Climate and urban sprawl is expected to negatively impact flooding in Lithuania‘s capital, Vilnius, writes a team of international researchers headed by MRU Environmental Management LAB Head Prof. Paulo Pereira in the latest 2022 volume, “Urban Soil and Water Degradation.“
“Heavy rain events are expected to be more frequent and intense due to climate change, which will likely increase the vulnerability of the urban area to flood episodes,“ writes the international team of researchers.
“The current urbanisation trend will increase the flooding risk and measures are needed to limit this“ said Prof. Pereira.
However he indicated that the floods in Lithuania are not so damaging compared to other parts of Central Europe.

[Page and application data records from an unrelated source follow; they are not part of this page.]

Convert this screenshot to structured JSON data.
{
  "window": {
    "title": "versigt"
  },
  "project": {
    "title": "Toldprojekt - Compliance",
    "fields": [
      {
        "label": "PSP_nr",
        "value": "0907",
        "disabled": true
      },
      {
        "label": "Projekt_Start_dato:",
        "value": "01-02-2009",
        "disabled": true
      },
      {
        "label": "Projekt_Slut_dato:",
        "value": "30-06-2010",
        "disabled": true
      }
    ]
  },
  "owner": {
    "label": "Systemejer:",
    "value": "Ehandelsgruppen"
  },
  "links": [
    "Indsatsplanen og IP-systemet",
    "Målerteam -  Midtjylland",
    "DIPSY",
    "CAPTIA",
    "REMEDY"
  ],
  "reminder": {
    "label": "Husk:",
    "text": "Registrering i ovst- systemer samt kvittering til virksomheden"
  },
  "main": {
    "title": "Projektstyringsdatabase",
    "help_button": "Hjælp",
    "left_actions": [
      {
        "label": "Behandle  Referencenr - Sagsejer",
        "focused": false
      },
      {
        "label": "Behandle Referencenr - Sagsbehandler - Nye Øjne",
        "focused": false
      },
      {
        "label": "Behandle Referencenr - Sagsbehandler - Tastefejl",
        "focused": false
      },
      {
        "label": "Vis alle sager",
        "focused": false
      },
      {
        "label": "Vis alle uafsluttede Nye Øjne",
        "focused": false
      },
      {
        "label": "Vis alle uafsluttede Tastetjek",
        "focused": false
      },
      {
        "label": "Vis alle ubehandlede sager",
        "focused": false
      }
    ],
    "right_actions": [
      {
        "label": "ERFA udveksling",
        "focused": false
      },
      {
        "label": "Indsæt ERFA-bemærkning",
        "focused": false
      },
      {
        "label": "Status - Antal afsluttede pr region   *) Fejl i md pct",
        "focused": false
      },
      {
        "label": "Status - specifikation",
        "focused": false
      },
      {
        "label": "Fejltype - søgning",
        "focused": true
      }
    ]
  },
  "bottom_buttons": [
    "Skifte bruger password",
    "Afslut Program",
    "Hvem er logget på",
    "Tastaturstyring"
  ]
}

Researchers noted that areas „with high flood regulation demand“ were located mainly in the Old Town and several areas located in Antakalnis, Žirmūnai, Naujoji Vilnia, Naujininkai, Karoliniškės, Šnipiškės and Žvėrynas.

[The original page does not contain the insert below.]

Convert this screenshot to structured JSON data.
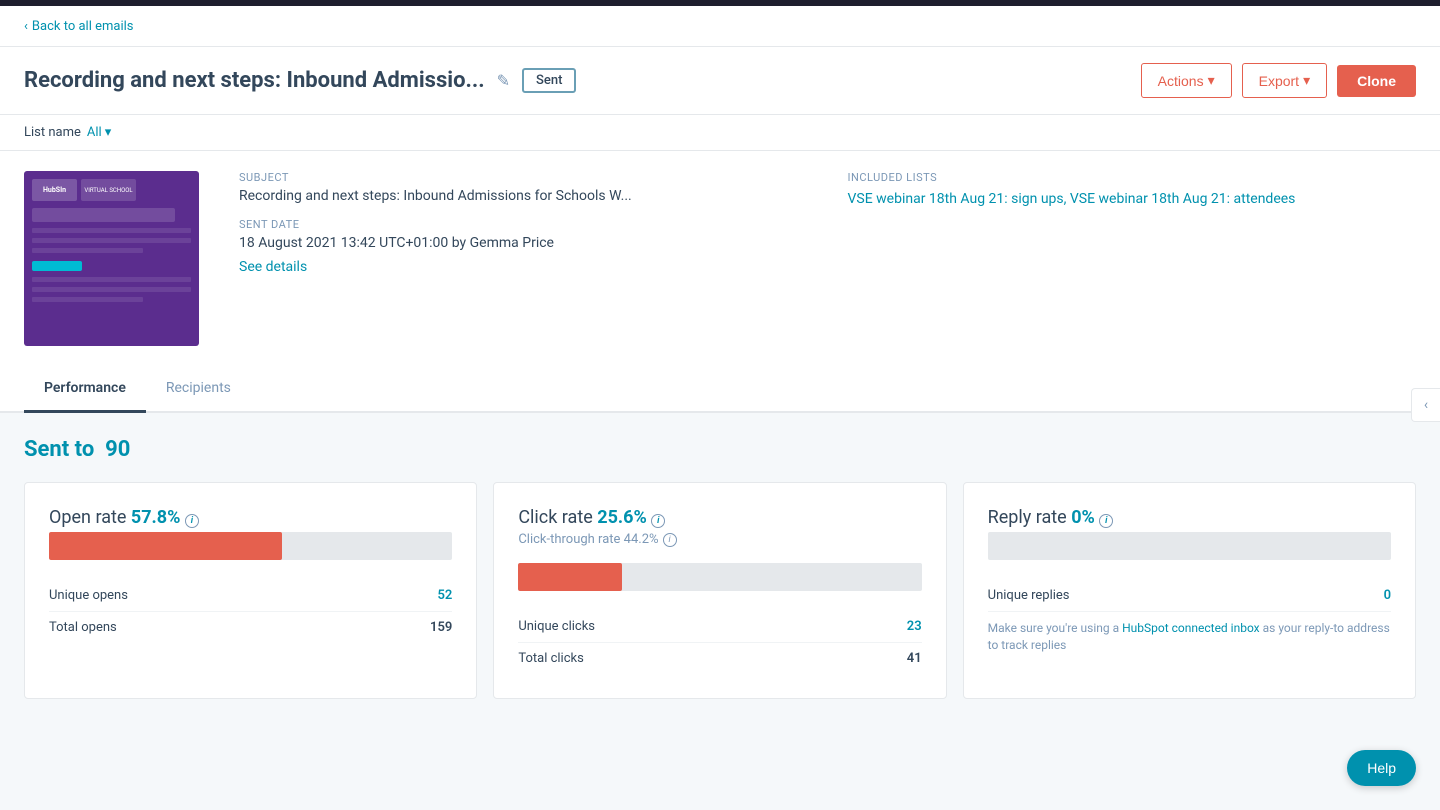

The results of the research allow to share with city planners areas which have the ability to retain water such as Vingis Park and Verkių Park. In general, the urban forests and grasslands have a good capacity. Therefore it important to maintain it like that and avoid their impermiabilisation, said Prof. Pereira.
In order to plan for possible flooding Vilnius needs to have a good sewage system and to reduce soil impermeabilisation. Even more so than climate change, the dramatic rise of urban expansion is responsible for flooding. The best plan is to reduce urbanisation, Prof. Pereira noted.

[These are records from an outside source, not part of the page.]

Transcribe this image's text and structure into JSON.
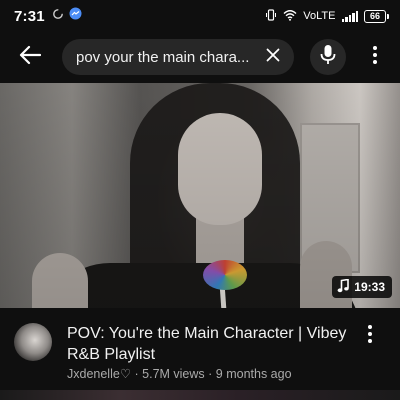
{
  "status_bar": {
    "time": "7:31",
    "network_label": "VoLTE",
    "battery": "66"
  },
  "search": {
    "query": "pov your the main chara..."
  },
  "video": {
    "duration": "19:33",
    "title": "POV: You're the Main Character | Vibey R&B Playlist",
    "channel": "Jxdenelle♡",
    "views": "5.7M views",
    "age": "9 months ago",
    "meta_separator": " · "
  },
  "icons": {
    "back": "arrow-back-icon",
    "clear": "close-icon",
    "mic": "microphone-icon",
    "more": "more-vert-icon",
    "music": "music-note-icon"
  },
  "colors": {
    "background": "#0f0f0f",
    "search_box": "#272727",
    "secondary_text": "#aaaaaa"
  }
}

In addition, he said it is necessary to avoid “the occupation of grasslands and abandoned agricultural fields with houses.”
“This research shows that so far Vilnius has some areas that naturally can retain floods. However, at the current rate of urbanisation and increasing intensive precipitation, the municipality of Vilnius can have more problems in the future," he said.
Prof. Pereira said that spring floods may decrease in Vilnius due to the winters with less snow. But, urbanisation can deepen the impact, he said.